*Source material:*

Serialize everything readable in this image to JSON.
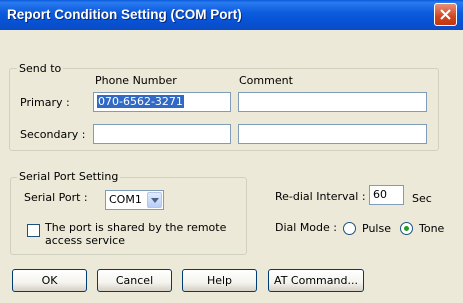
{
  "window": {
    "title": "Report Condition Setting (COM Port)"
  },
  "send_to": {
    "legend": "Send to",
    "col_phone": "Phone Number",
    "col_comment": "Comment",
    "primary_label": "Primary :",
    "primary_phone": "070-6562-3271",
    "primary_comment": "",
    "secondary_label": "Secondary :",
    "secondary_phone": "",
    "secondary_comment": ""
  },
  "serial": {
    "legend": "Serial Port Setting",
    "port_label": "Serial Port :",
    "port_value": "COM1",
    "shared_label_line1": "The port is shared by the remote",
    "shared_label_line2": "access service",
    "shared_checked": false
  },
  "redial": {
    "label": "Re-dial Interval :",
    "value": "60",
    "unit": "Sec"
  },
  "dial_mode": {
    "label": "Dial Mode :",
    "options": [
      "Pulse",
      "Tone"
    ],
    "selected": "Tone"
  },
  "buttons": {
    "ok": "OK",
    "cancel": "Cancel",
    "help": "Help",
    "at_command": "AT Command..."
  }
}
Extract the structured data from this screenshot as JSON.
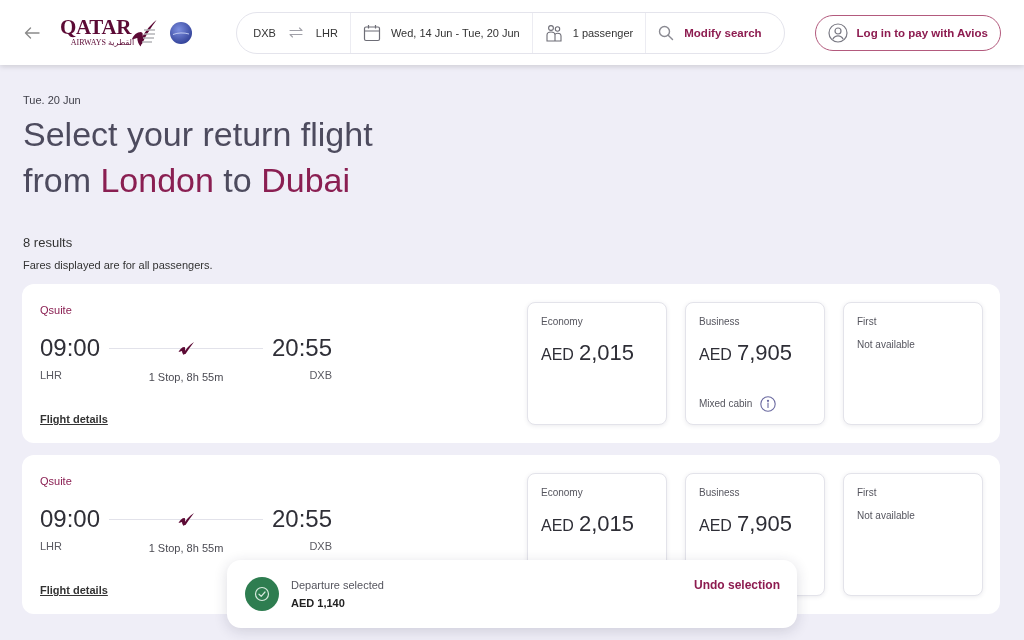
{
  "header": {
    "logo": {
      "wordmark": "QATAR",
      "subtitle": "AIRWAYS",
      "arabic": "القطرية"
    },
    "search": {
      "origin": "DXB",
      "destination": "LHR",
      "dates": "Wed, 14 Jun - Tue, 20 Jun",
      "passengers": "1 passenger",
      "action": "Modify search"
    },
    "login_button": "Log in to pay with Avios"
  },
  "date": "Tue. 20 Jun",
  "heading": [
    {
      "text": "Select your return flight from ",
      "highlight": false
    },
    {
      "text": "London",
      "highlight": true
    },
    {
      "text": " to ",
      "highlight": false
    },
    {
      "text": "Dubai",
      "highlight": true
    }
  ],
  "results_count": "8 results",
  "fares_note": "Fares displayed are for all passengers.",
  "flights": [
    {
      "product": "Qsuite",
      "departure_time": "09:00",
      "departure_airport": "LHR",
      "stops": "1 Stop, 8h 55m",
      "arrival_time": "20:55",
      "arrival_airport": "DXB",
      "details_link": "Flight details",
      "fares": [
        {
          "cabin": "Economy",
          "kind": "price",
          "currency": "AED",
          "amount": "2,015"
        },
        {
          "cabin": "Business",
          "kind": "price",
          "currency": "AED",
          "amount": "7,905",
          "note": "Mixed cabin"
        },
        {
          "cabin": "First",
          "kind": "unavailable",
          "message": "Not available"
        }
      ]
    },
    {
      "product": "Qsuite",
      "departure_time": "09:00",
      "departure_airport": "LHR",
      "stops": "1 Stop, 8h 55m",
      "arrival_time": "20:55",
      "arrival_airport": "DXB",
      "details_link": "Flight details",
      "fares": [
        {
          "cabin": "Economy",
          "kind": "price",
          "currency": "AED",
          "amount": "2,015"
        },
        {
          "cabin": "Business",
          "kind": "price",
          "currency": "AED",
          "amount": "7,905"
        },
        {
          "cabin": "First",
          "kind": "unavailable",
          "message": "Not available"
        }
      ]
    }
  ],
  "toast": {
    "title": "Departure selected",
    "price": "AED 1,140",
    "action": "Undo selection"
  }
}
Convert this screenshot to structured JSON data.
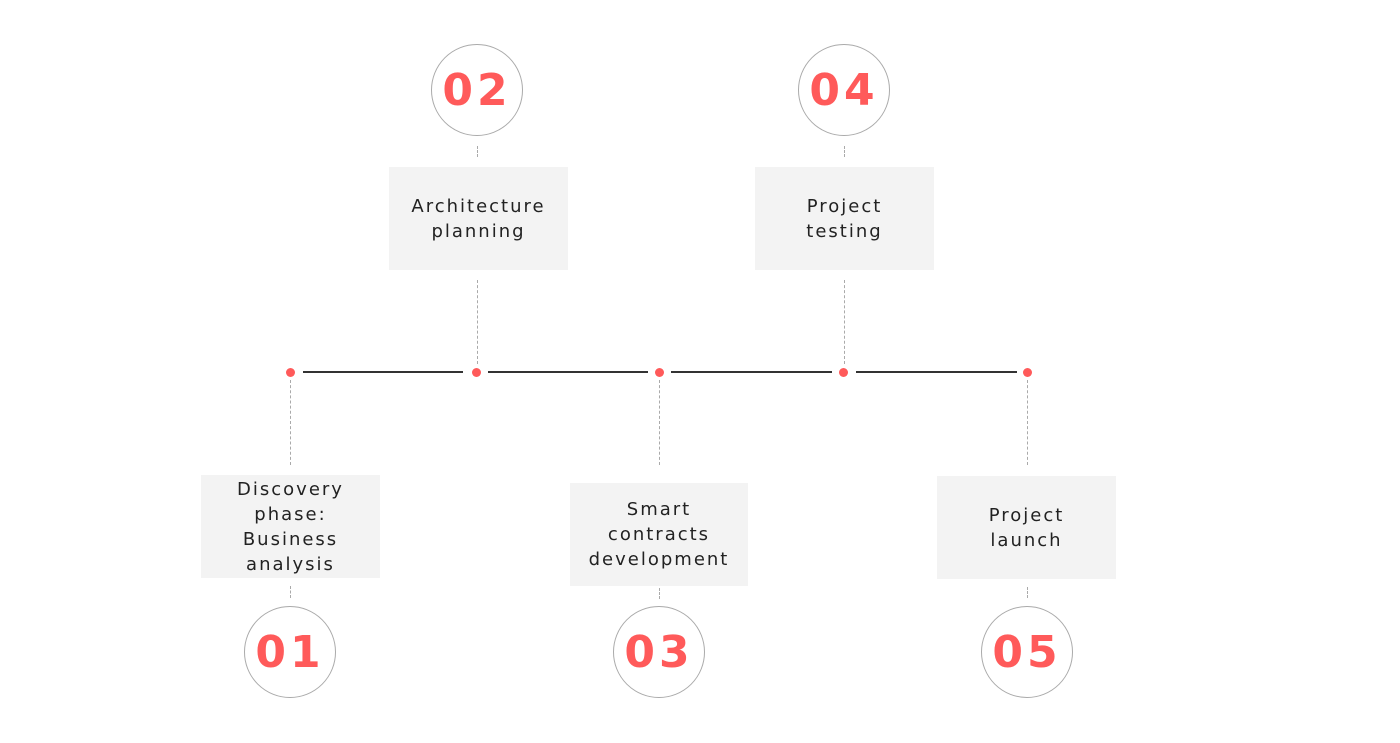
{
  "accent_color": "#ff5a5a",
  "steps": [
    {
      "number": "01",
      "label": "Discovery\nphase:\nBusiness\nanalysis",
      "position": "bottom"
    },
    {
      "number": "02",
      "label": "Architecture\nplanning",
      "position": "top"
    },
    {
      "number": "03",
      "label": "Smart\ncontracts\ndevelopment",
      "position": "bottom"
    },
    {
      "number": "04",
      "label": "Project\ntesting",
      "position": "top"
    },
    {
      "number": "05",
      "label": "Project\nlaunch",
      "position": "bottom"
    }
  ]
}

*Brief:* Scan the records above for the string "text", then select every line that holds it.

*Problem solution:*
      "text": "Select your return flight from ",
      "text": "London",
      "text": " to ",
      "text": "Dubai",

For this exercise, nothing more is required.